Data listing.
'''

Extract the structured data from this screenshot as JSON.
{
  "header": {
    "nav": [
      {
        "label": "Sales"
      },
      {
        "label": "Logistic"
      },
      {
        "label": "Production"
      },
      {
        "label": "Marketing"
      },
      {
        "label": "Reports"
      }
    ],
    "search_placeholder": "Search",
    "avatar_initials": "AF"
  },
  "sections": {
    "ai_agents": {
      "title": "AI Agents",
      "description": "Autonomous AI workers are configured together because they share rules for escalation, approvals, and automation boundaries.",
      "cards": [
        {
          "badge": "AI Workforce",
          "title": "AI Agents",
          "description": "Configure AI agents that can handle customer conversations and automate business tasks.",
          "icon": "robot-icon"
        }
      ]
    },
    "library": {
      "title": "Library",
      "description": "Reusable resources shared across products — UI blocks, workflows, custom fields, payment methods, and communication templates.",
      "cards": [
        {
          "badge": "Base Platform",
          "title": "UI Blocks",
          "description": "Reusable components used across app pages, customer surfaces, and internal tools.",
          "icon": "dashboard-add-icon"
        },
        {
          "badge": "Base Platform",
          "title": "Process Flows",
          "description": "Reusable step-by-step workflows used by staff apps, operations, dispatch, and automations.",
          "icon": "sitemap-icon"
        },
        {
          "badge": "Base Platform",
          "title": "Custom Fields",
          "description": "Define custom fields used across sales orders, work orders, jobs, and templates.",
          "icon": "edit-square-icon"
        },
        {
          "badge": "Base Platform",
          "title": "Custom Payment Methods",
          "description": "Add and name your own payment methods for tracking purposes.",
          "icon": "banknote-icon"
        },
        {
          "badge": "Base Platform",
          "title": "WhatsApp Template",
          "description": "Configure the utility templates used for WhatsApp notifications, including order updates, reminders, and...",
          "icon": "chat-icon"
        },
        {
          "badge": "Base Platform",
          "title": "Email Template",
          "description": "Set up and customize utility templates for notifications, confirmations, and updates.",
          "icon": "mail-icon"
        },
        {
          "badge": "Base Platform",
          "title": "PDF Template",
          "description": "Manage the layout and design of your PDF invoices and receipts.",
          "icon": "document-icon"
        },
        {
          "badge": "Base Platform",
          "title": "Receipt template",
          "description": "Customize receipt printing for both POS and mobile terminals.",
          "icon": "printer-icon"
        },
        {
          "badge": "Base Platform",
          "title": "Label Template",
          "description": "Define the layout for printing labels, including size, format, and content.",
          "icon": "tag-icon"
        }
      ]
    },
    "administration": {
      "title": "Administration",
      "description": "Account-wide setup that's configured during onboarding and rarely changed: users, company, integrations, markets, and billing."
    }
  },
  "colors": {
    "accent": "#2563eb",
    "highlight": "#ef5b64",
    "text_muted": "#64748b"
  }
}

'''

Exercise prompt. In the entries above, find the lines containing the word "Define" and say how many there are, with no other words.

Your solution. 2